Moreover, the whole process seems backwards to me. It was only six months ago that the Treasury was assessing the health of individual banks because we were worried about their solvency. In the wake of the financial crisis prudence would suggest that they should be worried about the quality of their balance sheets.
But the questions arise why the banks don't lend given that we bailed them out. We helped them, why don't they help Main Street? Well, one problem might be the restrictions put on those banks that took TARP money. They are paying a large price to get out of TARP, as this article in the NYTimes about Citibank suggests.
The moves will result in a $10.1 billion hit to Citigroup’s fourth quarter results, because of accounting charges taken on the value of the repaid preferred shares and the cancellation of loss-sharing agreement. The new stock offering, meanwhile, will severely dilute the value of existing Citigroup shares.Why do it then? Clearly to get out from under the Pay Czar. It is better for the big banks to raise capital costly and pay back Uncle Sam than to be subject to the restrictions mandated by Congress. And if you are raising money to pay back Uncle Sam it must be harder to lend to Aunt Main Street. Nobody wants to mention that connection, however.

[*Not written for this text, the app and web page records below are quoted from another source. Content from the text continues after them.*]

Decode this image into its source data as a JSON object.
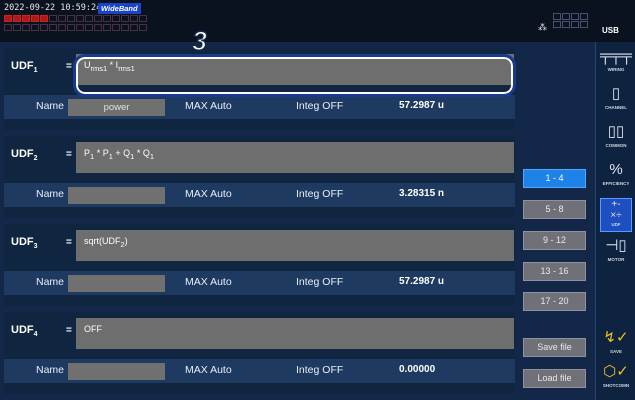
{
  "status": {
    "timestamp": "2022-09-22 10:59:24",
    "mode_badge": "WideBand",
    "usb": "USB"
  },
  "callout": "3",
  "udfs": [
    {
      "label": "UDF",
      "sub": "1",
      "eq": "=",
      "expr": "U<sub>rms1</sub> * I<sub>rms1</sub>",
      "name_label": "Name",
      "name": "power",
      "max": "MAX Auto",
      "integ": "Integ OFF",
      "value": "57.2987 u"
    },
    {
      "label": "UDF",
      "sub": "2",
      "eq": "=",
      "expr": "P<sub>1</sub> * P<sub>1</sub> + Q<sub>1</sub> * Q<sub>1</sub>",
      "name_label": "Name",
      "name": "",
      "max": "MAX Auto",
      "integ": "Integ OFF",
      "value": "3.28315 n"
    },
    {
      "label": "UDF",
      "sub": "3",
      "eq": "=",
      "expr": "sqrt(UDF<sub>2</sub>)",
      "name_label": "Name",
      "name": "",
      "max": "MAX Auto",
      "integ": "Integ OFF",
      "value": "57.2987 u"
    },
    {
      "label": "UDF",
      "sub": "4",
      "eq": "=",
      "expr": "OFF",
      "name_label": "Name",
      "name": "",
      "max": "MAX Auto",
      "integ": "Integ OFF",
      "value": "0.00000"
    }
  ],
  "range_buttons": [
    "1 - 4",
    "5 - 8",
    "9 - 12",
    "13 - 16",
    "17 - 20"
  ],
  "active_range": 0,
  "file_buttons": {
    "save": "Save file",
    "load": "Load file"
  },
  "sidebar": [
    {
      "icon": "╤╤╤",
      "label": "WIRING"
    },
    {
      "icon": "▯",
      "label": "CHANNEL"
    },
    {
      "icon": "▯▯",
      "label": "COMMON"
    },
    {
      "icon": "%",
      "label": "EFFICIENCY"
    },
    {
      "icon": "+-\n×÷",
      "label": "UDF"
    },
    {
      "icon": "⊣▯",
      "label": "MOTOR"
    },
    {
      "icon": "↯✓",
      "label": "SAVE"
    },
    {
      "icon": "⬡✓",
      "label": "SHOTCOMN"
    }
  ],
  "colors": {
    "accent": "#1e82e6",
    "highlight": "#1a3a8e"
  }
}
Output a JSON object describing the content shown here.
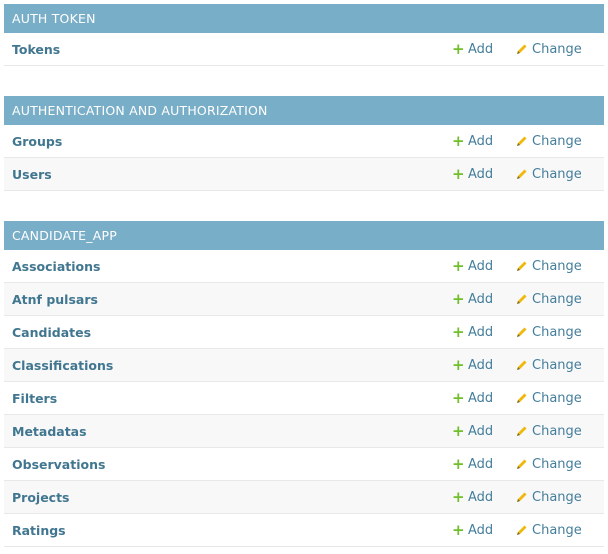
{
  "colors": {
    "caption_bg": "#79aec8",
    "link": "#417690",
    "add_icon": "#70bf2b",
    "change_icon": "#efb80b"
  },
  "icons": {
    "add": "plus-icon",
    "change": "pencil-icon"
  },
  "action_labels": {
    "add": "Add",
    "change": "Change"
  },
  "modules": [
    {
      "caption": "AUTH TOKEN",
      "models": [
        {
          "name": "Tokens"
        }
      ]
    },
    {
      "caption": "AUTHENTICATION AND AUTHORIZATION",
      "models": [
        {
          "name": "Groups"
        },
        {
          "name": "Users"
        }
      ]
    },
    {
      "caption": "CANDIDATE_APP",
      "models": [
        {
          "name": "Associations"
        },
        {
          "name": "Atnf pulsars"
        },
        {
          "name": "Candidates"
        },
        {
          "name": "Classifications"
        },
        {
          "name": "Filters"
        },
        {
          "name": "Metadatas"
        },
        {
          "name": "Observations"
        },
        {
          "name": "Projects"
        },
        {
          "name": "Ratings"
        }
      ]
    }
  ]
}
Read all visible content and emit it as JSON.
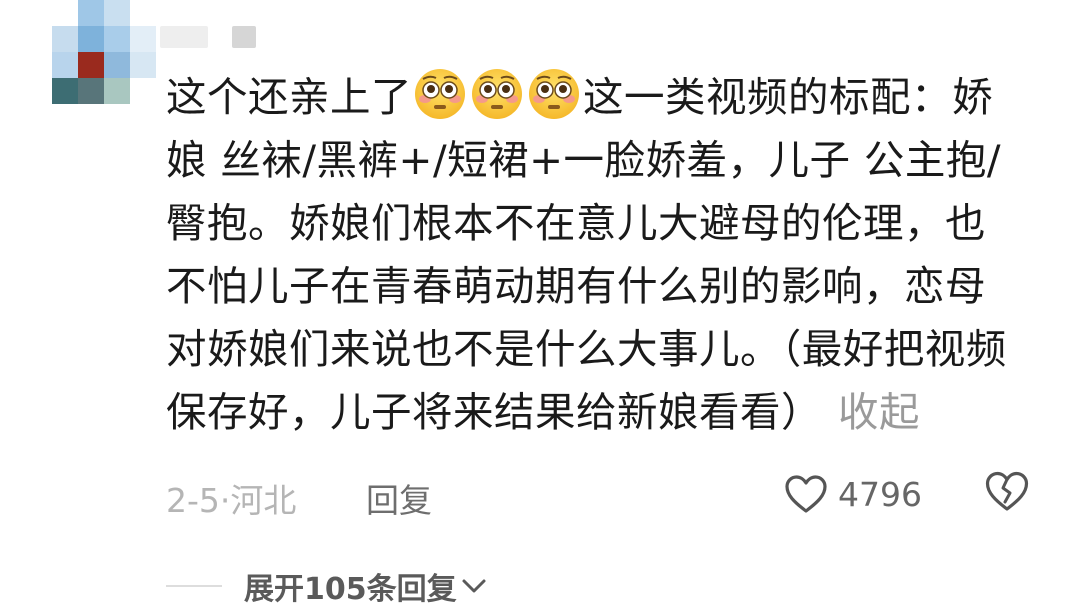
{
  "comment": {
    "segments": {
      "lead": "这个还亲上了",
      "line1_rest": "这一类视频的标配：娇",
      "body": "娘  丝袜/黑裤+/短裙+一脸娇羞，儿子 公主抱/臀抱。娇娘们根本不在意儿大避母的伦理，也不怕儿子在青春萌动期有什么别的影响，恋母对娇娘们来说也不是什么大事儿。（最好把视频保存好，儿子将来结果给新娘看看）"
    },
    "emoji_name": "flushed-face-emoji",
    "collapse_label": "收起"
  },
  "meta": {
    "date_location": "2-5·河北",
    "reply_label": "回复",
    "like_count": "4796"
  },
  "expand": {
    "label": "展开105条回复"
  },
  "colors": {
    "text": "#1a1a1a",
    "muted": "#b5b5b5",
    "secondary": "#6e6e6e"
  }
}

Addendum: Wells Fargo has announced that it too will repay TARP funds.